# Exercise prompt:
Search the material for the word "Obtain" and copy every line in which it occurs.
***
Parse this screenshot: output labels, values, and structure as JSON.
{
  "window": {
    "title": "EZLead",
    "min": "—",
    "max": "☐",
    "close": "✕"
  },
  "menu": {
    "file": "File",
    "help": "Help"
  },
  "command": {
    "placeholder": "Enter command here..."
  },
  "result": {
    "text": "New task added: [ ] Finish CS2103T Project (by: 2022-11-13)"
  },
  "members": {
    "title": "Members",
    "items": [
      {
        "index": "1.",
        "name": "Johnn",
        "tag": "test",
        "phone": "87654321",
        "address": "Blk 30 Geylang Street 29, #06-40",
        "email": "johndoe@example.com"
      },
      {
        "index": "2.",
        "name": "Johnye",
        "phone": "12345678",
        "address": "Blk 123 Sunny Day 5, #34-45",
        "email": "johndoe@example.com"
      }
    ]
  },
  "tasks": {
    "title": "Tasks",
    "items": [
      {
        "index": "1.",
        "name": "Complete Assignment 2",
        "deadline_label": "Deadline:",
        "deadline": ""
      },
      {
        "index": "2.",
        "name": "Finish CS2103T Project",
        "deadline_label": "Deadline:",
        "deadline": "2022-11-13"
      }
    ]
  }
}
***
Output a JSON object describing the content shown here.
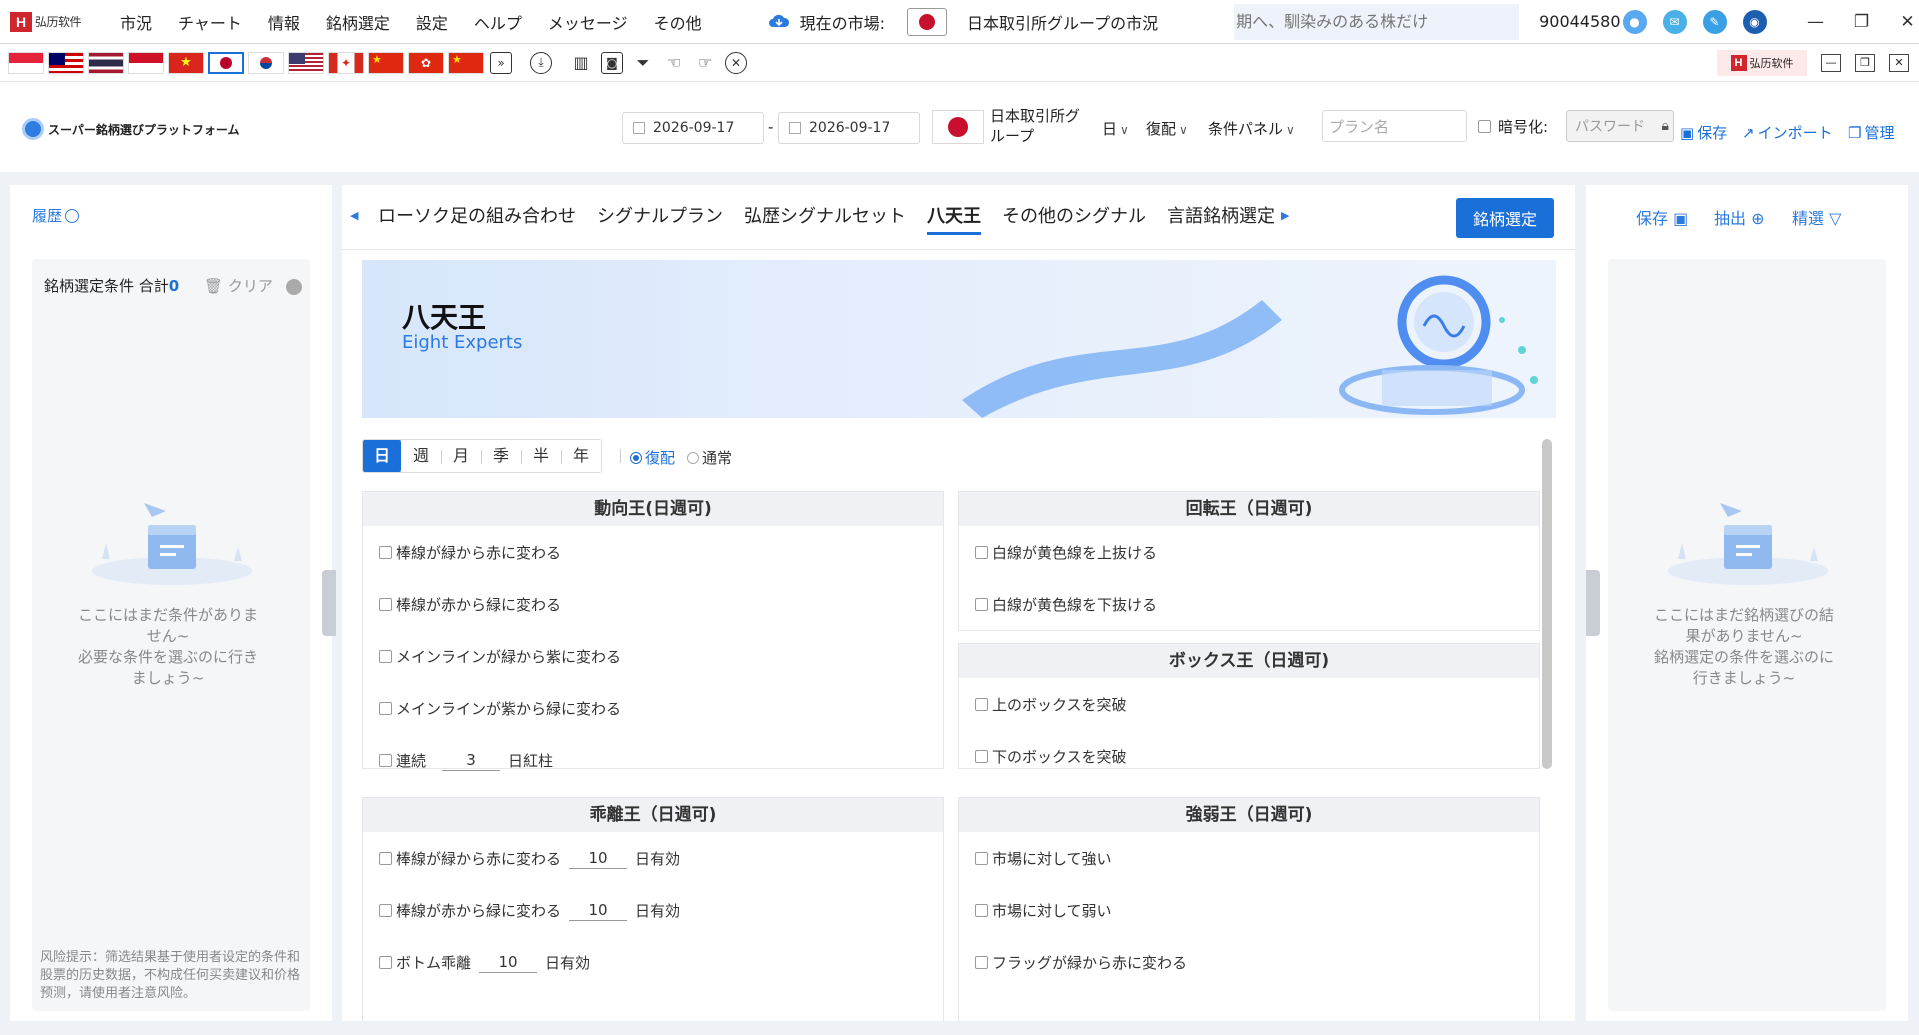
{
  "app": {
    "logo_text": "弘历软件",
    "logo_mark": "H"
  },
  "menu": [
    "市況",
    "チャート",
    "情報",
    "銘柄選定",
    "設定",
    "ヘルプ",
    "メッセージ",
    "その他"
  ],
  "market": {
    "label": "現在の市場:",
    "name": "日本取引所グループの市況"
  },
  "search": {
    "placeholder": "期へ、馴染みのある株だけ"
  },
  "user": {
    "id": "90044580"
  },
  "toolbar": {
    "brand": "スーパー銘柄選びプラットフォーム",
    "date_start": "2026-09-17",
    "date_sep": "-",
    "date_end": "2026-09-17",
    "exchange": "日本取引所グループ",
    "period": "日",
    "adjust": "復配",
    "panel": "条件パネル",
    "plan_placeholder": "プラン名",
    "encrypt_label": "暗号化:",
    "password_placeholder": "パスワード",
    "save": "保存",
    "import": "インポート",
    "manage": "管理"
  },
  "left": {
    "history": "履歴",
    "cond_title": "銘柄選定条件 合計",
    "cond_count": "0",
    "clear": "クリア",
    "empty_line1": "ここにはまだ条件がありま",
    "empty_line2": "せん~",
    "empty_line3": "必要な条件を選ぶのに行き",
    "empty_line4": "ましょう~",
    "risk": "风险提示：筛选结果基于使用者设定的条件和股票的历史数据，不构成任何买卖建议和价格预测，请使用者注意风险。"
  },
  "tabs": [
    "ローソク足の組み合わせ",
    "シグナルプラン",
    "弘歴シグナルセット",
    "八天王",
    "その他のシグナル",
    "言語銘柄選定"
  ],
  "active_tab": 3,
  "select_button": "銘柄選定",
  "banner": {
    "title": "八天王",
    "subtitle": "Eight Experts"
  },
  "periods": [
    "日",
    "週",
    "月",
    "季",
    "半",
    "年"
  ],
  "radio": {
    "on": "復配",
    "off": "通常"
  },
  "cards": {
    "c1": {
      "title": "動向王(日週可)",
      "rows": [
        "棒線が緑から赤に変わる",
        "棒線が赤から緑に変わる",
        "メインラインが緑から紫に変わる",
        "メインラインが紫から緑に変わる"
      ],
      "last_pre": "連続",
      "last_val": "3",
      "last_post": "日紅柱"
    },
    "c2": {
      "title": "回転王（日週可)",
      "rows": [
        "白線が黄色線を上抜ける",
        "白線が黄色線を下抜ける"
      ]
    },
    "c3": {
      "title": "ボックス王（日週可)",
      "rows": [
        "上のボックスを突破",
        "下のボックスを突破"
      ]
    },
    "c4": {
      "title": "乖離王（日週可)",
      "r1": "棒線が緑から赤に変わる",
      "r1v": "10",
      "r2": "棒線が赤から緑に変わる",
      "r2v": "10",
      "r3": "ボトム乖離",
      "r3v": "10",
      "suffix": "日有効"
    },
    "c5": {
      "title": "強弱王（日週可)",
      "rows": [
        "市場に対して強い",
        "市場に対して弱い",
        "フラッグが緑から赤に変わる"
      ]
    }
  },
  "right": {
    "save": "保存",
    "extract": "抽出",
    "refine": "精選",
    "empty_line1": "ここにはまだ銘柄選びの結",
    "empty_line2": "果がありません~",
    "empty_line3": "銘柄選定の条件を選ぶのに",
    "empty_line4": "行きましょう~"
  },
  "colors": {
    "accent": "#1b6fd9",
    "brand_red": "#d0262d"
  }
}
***
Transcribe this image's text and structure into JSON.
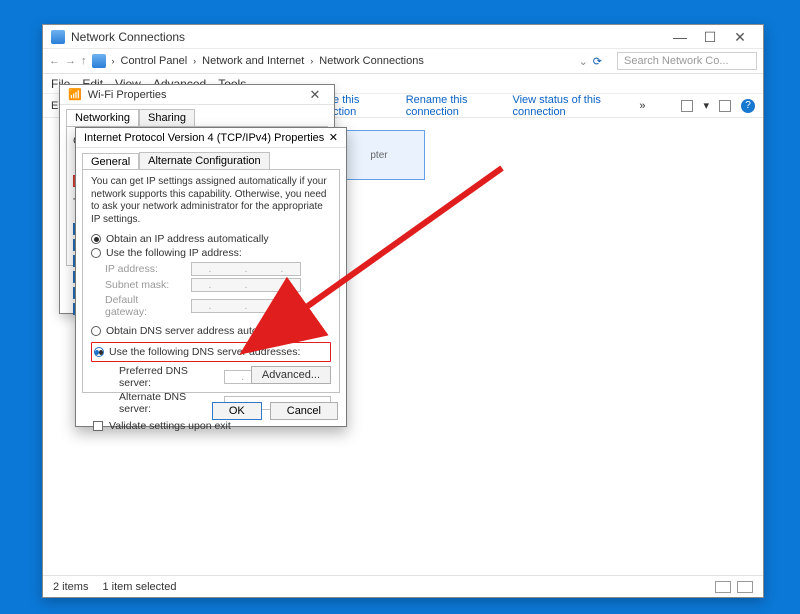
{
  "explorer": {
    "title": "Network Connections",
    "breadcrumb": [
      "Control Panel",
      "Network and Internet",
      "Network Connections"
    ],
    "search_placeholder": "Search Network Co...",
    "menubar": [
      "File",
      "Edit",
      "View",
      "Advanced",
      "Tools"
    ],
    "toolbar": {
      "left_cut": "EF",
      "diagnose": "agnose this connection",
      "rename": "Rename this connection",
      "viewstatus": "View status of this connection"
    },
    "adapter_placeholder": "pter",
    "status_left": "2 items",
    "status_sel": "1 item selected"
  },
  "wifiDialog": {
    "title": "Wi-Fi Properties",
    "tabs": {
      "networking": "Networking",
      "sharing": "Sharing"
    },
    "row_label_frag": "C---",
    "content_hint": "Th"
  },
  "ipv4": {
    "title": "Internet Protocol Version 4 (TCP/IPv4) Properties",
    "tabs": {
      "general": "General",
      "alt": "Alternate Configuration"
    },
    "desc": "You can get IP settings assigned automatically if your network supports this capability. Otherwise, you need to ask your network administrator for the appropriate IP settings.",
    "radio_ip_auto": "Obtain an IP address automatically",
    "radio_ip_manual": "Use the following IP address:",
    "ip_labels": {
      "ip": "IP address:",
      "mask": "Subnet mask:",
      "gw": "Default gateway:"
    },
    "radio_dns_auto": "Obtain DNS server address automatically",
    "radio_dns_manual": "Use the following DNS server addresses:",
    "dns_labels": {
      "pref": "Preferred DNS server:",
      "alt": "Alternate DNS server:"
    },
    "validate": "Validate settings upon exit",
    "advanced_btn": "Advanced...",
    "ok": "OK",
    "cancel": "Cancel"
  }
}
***
# Response to the task:
    "radio_ip_auto": "Obtain an IP address automatically",
    "radio_dns_auto": "Obtain DNS server address automatically",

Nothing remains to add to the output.